Action item. Please retype the data below line for line and leave out every picture.

Supplied records.
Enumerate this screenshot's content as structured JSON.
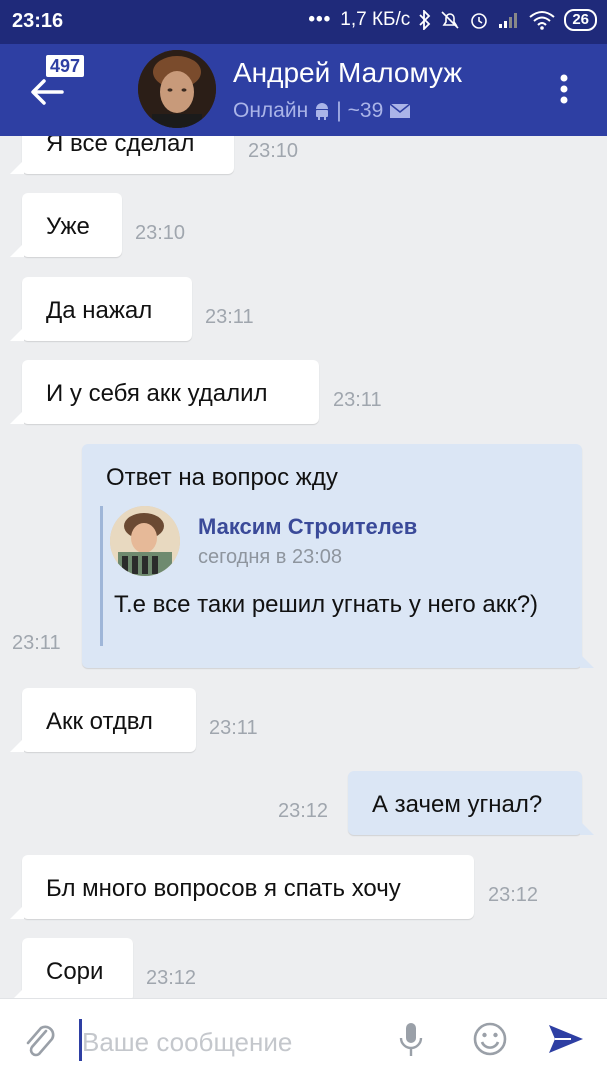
{
  "status_bar": {
    "time": "23:16",
    "dots": "•••",
    "network_speed": "1,7 КБ/с",
    "battery": "26"
  },
  "header": {
    "unread_badge": "497",
    "contact_name": "Андрей Маломуж",
    "status_online": "Онлайн",
    "status_separator": "|",
    "status_count": "~39"
  },
  "messages": [
    {
      "direction": "in",
      "text": "Я все сделал",
      "time": "23:10"
    },
    {
      "direction": "in",
      "text": "Уже",
      "time": "23:10"
    },
    {
      "direction": "in",
      "text": "Да нажал",
      "time": "23:11"
    },
    {
      "direction": "in",
      "text": "И у себя акк удалил",
      "time": "23:11"
    },
    {
      "direction": "out",
      "text": "Ответ на вопрос жду",
      "time": "23:11",
      "forwarded": {
        "author": "Максим Строителев",
        "date": "сегодня в 23:08",
        "text": "Т.е все таки решил угнать у него акк?)"
      }
    },
    {
      "direction": "in",
      "text": "Акк отдвл",
      "time": "23:11"
    },
    {
      "direction": "out",
      "text": "А зачем угнал?",
      "time": "23:12"
    },
    {
      "direction": "in",
      "text": "Бл много вопросов я спать хочу",
      "time": "23:12"
    },
    {
      "direction": "in",
      "text": "Сори",
      "time": "23:12"
    }
  ],
  "composer": {
    "placeholder": "Ваше сообщение",
    "icons": [
      "paperclip-icon",
      "microphone-icon",
      "smiley-icon",
      "send-icon"
    ]
  },
  "colors": {
    "status_bar": "#1f2a7a",
    "app_bar": "#2e3fa3",
    "chat_bg": "#edeef0",
    "incoming_bubble": "#ffffff",
    "outgoing_bubble": "#dbe6f5",
    "link_name": "#3a4a99"
  }
}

Problem solution.
Enumerate this screenshot's content as structured JSON.
{
  "status_bar": {
    "time": "23:16",
    "dots": "•••",
    "network_speed": "1,7 КБ/с",
    "battery": "26"
  },
  "header": {
    "unread_badge": "497",
    "contact_name": "Андрей Маломуж",
    "status_online": "Онлайн",
    "status_separator": "|",
    "status_count": "~39"
  },
  "messages": [
    {
      "direction": "in",
      "text": "Я все сделал",
      "time": "23:10"
    },
    {
      "direction": "in",
      "text": "Уже",
      "time": "23:10"
    },
    {
      "direction": "in",
      "text": "Да нажал",
      "time": "23:11"
    },
    {
      "direction": "in",
      "text": "И у себя акк удалил",
      "time": "23:11"
    },
    {
      "direction": "out",
      "text": "Ответ на вопрос жду",
      "time": "23:11",
      "forwarded": {
        "author": "Максим Строителев",
        "date": "сегодня в 23:08",
        "text": "Т.е все таки решил угнать у него акк?)"
      }
    },
    {
      "direction": "in",
      "text": "Акк отдвл",
      "time": "23:11"
    },
    {
      "direction": "out",
      "text": "А зачем угнал?",
      "time": "23:12"
    },
    {
      "direction": "in",
      "text": "Бл много вопросов я спать хочу",
      "time": "23:12"
    },
    {
      "direction": "in",
      "text": "Сори",
      "time": "23:12"
    }
  ],
  "composer": {
    "placeholder": "Ваше сообщение",
    "icons": [
      "paperclip-icon",
      "microphone-icon",
      "smiley-icon",
      "send-icon"
    ]
  },
  "colors": {
    "status_bar": "#1f2a7a",
    "app_bar": "#2e3fa3",
    "chat_bg": "#edeef0",
    "incoming_bubble": "#ffffff",
    "outgoing_bubble": "#dbe6f5",
    "link_name": "#3a4a99"
  }
}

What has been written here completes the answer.